Remembering the Victims of the Holocaust
On January 27, 1945, Allied troops liberated the largest of the Nazi death camps, Auschwitz-Birkenau, witnessing firsthand the horrors of the Nazi regime’s brutal inhumanity. The anniversary of this occasion has been adopted around the world as the International Day of Commemoration to honour the victims of the Holocaust.
This year marks the 70th anniversary of that liberation. In that time, Canada and others in the global community have taken great strides to stamp out anti-Semitism, prejudice and hatred. However, the only way to truly ensure the terrible events of the Holocaust never happen again is to ensure they are never forgotten.
This global day commemorating the millions of men, women, and children, who suffered, died and lost loved ones is crucial to that goal.
At the same time, we must be proactive in our communities. Our Government is supporting new innovative learning tools to help educators promote Holocaust remembrance and education.
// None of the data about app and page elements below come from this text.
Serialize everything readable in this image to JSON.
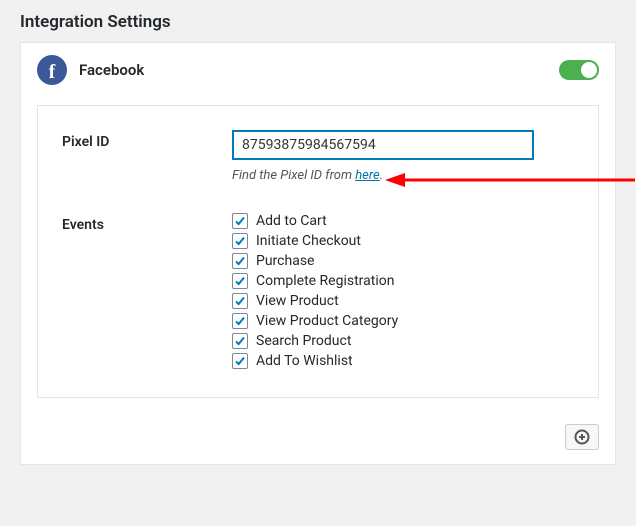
{
  "page_title": "Integration Settings",
  "integration": {
    "name": "Facebook",
    "icon_letter": "f",
    "enabled": true
  },
  "pixel": {
    "label": "Pixel ID",
    "value": "87593875984567594",
    "help_prefix": "Find the Pixel ID from ",
    "help_link_text": "here",
    "help_suffix": "."
  },
  "events": {
    "label": "Events",
    "items": [
      {
        "label": "Add to Cart",
        "checked": true
      },
      {
        "label": "Initiate Checkout",
        "checked": true
      },
      {
        "label": "Purchase",
        "checked": true
      },
      {
        "label": "Complete Registration",
        "checked": true
      },
      {
        "label": "View Product",
        "checked": true
      },
      {
        "label": "View Product Category",
        "checked": true
      },
      {
        "label": "Search Product",
        "checked": true
      },
      {
        "label": "Add To Wishlist",
        "checked": true
      }
    ]
  }
}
For example, we supported the International Holocaust Remembrance Day Virtual Classroom. This innovative live webcast allowed educators to interact with Holocaust experts remotely from their own classrooms concerning lessons on human rights, racism, genocide, democratic values, and citizenship.
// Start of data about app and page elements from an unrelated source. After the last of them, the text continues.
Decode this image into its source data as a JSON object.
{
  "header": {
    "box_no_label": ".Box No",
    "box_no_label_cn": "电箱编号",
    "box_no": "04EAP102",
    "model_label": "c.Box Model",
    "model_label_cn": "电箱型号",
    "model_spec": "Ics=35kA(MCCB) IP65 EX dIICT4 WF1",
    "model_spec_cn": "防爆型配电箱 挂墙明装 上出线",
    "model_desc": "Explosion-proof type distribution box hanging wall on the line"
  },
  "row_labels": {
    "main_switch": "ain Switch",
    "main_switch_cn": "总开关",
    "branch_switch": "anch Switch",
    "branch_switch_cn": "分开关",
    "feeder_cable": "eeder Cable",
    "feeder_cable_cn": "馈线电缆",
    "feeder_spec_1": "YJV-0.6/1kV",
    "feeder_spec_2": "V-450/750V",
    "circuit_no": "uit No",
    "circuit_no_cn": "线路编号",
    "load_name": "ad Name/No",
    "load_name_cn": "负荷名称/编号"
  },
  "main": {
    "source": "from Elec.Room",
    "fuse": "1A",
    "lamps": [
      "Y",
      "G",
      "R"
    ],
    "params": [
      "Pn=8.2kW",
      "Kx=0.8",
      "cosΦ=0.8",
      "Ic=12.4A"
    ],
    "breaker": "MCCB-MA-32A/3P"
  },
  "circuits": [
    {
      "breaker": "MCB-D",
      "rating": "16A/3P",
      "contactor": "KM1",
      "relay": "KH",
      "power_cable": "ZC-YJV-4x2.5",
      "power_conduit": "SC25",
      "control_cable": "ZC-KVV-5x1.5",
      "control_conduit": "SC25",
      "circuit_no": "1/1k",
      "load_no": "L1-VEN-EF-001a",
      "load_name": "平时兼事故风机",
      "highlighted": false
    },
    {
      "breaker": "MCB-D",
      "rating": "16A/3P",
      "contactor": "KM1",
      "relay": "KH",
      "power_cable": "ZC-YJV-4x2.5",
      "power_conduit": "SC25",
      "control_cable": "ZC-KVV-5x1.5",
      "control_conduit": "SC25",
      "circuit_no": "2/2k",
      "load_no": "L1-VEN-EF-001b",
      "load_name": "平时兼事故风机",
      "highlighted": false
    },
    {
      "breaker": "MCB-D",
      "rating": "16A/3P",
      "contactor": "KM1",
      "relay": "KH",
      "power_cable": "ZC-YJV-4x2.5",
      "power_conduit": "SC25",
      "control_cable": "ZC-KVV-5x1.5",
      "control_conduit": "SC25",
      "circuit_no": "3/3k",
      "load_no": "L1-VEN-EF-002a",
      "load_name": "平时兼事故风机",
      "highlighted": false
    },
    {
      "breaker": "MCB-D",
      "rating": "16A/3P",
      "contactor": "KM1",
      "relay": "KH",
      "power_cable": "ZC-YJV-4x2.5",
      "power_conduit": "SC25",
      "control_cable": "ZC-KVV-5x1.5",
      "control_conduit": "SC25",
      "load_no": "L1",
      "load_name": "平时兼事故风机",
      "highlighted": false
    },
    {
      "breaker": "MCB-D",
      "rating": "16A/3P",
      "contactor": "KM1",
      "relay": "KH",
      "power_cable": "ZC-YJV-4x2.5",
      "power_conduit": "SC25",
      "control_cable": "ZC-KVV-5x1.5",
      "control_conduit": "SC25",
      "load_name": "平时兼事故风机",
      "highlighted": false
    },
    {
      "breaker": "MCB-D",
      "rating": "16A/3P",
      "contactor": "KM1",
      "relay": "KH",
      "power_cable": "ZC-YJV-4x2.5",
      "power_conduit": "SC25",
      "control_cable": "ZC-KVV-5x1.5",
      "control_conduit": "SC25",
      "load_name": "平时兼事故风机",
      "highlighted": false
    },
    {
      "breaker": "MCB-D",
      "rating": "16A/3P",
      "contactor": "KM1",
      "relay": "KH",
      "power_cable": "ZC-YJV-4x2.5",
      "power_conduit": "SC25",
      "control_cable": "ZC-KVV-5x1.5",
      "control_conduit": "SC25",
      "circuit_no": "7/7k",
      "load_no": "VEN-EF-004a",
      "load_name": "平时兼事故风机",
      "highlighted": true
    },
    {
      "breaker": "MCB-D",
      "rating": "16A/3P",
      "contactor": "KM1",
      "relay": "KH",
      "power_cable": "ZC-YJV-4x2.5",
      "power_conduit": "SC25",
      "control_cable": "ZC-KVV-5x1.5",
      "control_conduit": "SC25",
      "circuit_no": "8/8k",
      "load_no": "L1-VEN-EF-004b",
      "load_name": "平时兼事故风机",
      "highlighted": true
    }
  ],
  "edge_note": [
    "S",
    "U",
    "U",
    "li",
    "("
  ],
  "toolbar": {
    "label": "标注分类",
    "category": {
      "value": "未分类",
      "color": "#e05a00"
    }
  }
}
We are also working globally to help stamp out anti-Semitism and bigotry. Indeed, Canada was the first country to sign the Ottawa Protocol on Combating Anti-Semitism, an international action plan to help nations measure their progress in the fight against anti-Semitism.
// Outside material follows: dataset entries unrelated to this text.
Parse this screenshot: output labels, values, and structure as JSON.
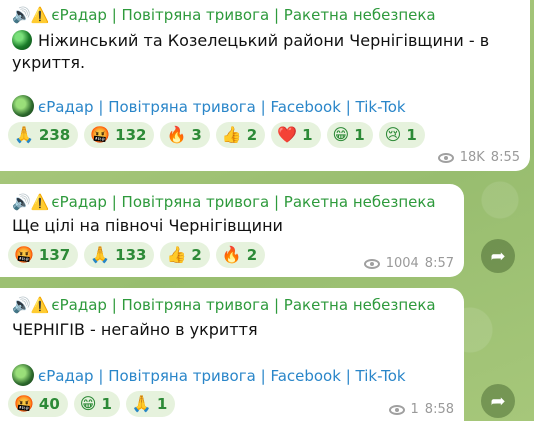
{
  "messages": [
    {
      "header": {
        "icons": "🔊⚠️",
        "channel": "єРадар",
        "sep": "|",
        "alert": "Повітряна тривога",
        "sep2": "|",
        "danger": "Ракетна небезпека"
      },
      "body_line1": "Ніжинський та Козелецький райони Чернігівщини - в",
      "body_line2": "укриття.",
      "links": {
        "channel": "єРадар",
        "sep": "|",
        "alert": "Повітряна тривога",
        "sep2": "|",
        "facebook": "Facebook",
        "sep3": "|",
        "tiktok": "Tik-Tok"
      },
      "reactions": [
        {
          "emoji": "🙏",
          "count": "238"
        },
        {
          "emoji": "🤬",
          "count": "132"
        },
        {
          "emoji": "🔥",
          "count": "3"
        },
        {
          "emoji": "👍",
          "count": "2"
        },
        {
          "emoji": "❤️",
          "count": "1"
        },
        {
          "emoji": "😁",
          "count": "1"
        },
        {
          "emoji": "😢",
          "count": "1"
        }
      ],
      "views": "18K",
      "time": "8:55"
    },
    {
      "header": {
        "icons": "🔊⚠️",
        "channel": "єРадар",
        "sep": "|",
        "alert": "Повітряна тривога",
        "sep2": "|",
        "danger": "Ракетна небезпека"
      },
      "body_line1": "Ще цілі на півночі Чернігівщини",
      "reactions": [
        {
          "emoji": "🤬",
          "count": "137"
        },
        {
          "emoji": "🙏",
          "count": "133"
        },
        {
          "emoji": "👍",
          "count": "2"
        },
        {
          "emoji": "🔥",
          "count": "2"
        }
      ],
      "views": "1004",
      "time": "8:57"
    },
    {
      "header": {
        "icons": "🔊⚠️",
        "channel": "єРадар",
        "sep": "|",
        "alert": "Повітряна тривога",
        "sep2": "|",
        "danger": "Ракетна небезпека"
      },
      "body_line1": "ЧЕРНІГІВ - негайно в укриття",
      "links": {
        "channel": "єРадар",
        "sep": "|",
        "alert": "Повітряна тривога",
        "sep2": "|",
        "facebook": "Facebook",
        "sep3": "|",
        "tiktok": "Tik-Tok"
      },
      "reactions": [
        {
          "emoji": "🤬",
          "count": "40"
        },
        {
          "emoji": "😁",
          "count": "1"
        },
        {
          "emoji": "🙏",
          "count": "1"
        }
      ],
      "views": "1",
      "time": "8:58"
    }
  ],
  "share_icon": "➦"
}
And, central to the goal of fighting anti-Semitism is our Government’s continued support for the State of Israel—the only pluralistic democracy in the Middle East. Our Government will continue to stand in solidarity with Israel, as we remain committed to promoting Canadian values of freedom, democracy, and rule of law at home and abroad.
Together, we can help ensure one of the most heinous chapters in human history is never forgotten and its mistakes are never repeated.